The mission, expected to be approved by the Western defence alliance's council today, has been under preparation for 10 months, long before the incident with Russia, and NATO Secretary General Jens Stoltenberg has said it is not linked.

But NATO sources said the shooting down had galvanised allies to come forward with more support and tailor the assistance to help lower tensions between Moscow and Ankara by taking a role in managing Turkish airspace.

A Turkish official in Ankara said Turkey and NATO were looking to develop a system whereby problems in Turkish and NATO airspace could be avoided but it was too early to share details.

Stoltenberg said strengthening air defences for Turkey, which has long expressed alarm over the civil war raging near its border, was a commitment that went back well before the shooting down of the Russian plane.
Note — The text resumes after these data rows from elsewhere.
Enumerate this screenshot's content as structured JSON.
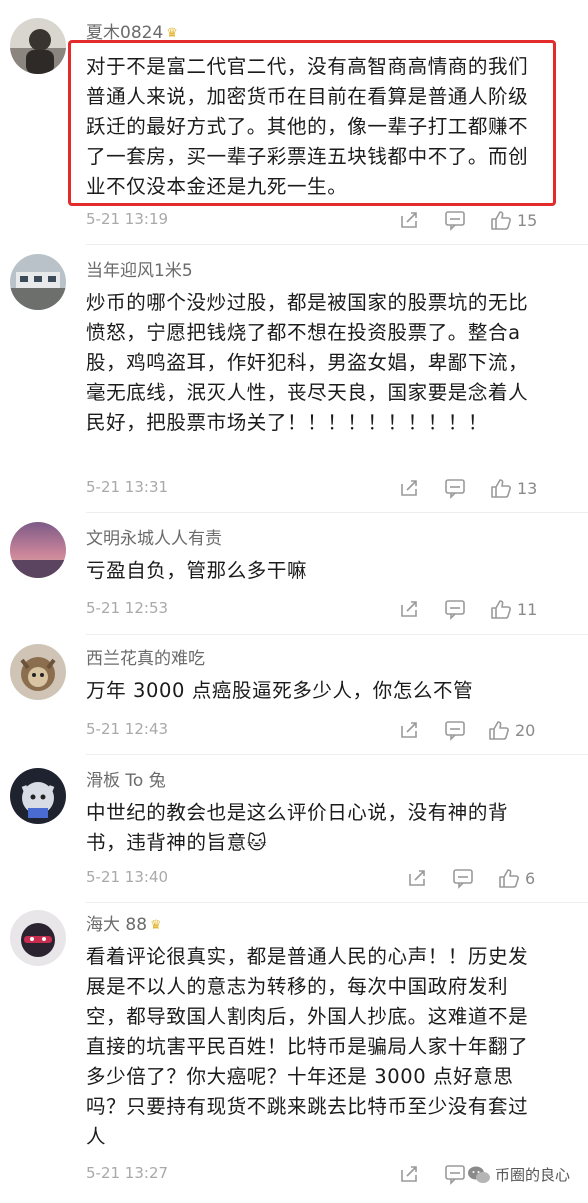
{
  "comments": [
    {
      "username": "夏木0824",
      "crown": true,
      "text": "对于不是富二代官二代，没有高智商高情商的我们普通人来说，加密货币在目前在看算是普通人阶级跃迁的最好方式了。其他的，像一辈子打工都赚不了一套房，买一辈子彩票连五块钱都中不了。而创业不仅没本金还是九死一生。",
      "time": "5-21 13:19",
      "likes": "15"
    },
    {
      "username": "当年迎风1米5",
      "crown": false,
      "text": "炒币的哪个没炒过股，都是被国家的股票坑的无比愤怒，宁愿把钱烧了都不想在投资股票了。整合a股，鸡鸣盗耳，作奸犯科，男盗女娼，卑鄙下流，毫无底线，泯灭人性，丧尽天良，国家要是念着人民好，把股票市场关了！！！！！！！！！！",
      "time": "5-21 13:31",
      "likes": "13"
    },
    {
      "username": "文明永城人人有责",
      "crown": false,
      "text": "亏盈自负，管那么多干嘛",
      "time": "5-21 12:53",
      "likes": "11"
    },
    {
      "username": "西兰花真的难吃",
      "crown": false,
      "text": "万年 3000 点癌股逼死多少人，你怎么不管",
      "time": "5-21 12:43",
      "likes": "20"
    },
    {
      "username": "滑板 To 兔",
      "crown": false,
      "text": "中世纪的教会也是这么评价日心说，没有神的背书，违背神的旨意",
      "emoji": "🐱",
      "time": "5-21 13:40",
      "likes": "6"
    },
    {
      "username": "海大 88",
      "crown": true,
      "text": "看着评论很真实，都是普通人民的心声！！历史发展是不以人的意志为转移的，每次中国政府发利空，都导致国人割肉后，外国人抄底。这难道不是直接的坑害平民百姓！比特币是骗局人家十年翻了多少倍了？你大癌呢？十年还是 3000 点好意思吗？只要持有现货不跳来跳去比特币至少没有套过人",
      "time": "5-21 13:27",
      "likes": ""
    }
  ],
  "watermark": "币圈的良心",
  "colors": {
    "highlight": "#e32b2b",
    "crown": "#e3b52e"
  },
  "icons": [
    "crown-icon",
    "share-icon",
    "comment-icon",
    "like-icon",
    "wechat-icon"
  ]
}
"It's a face-saving show of allied support for Turkey while trying to get them to behave more intelligently," said Nick Witney, a former head of the European Defence Agency now at the European Council on Foreign Relations.

Latest News from World News Desk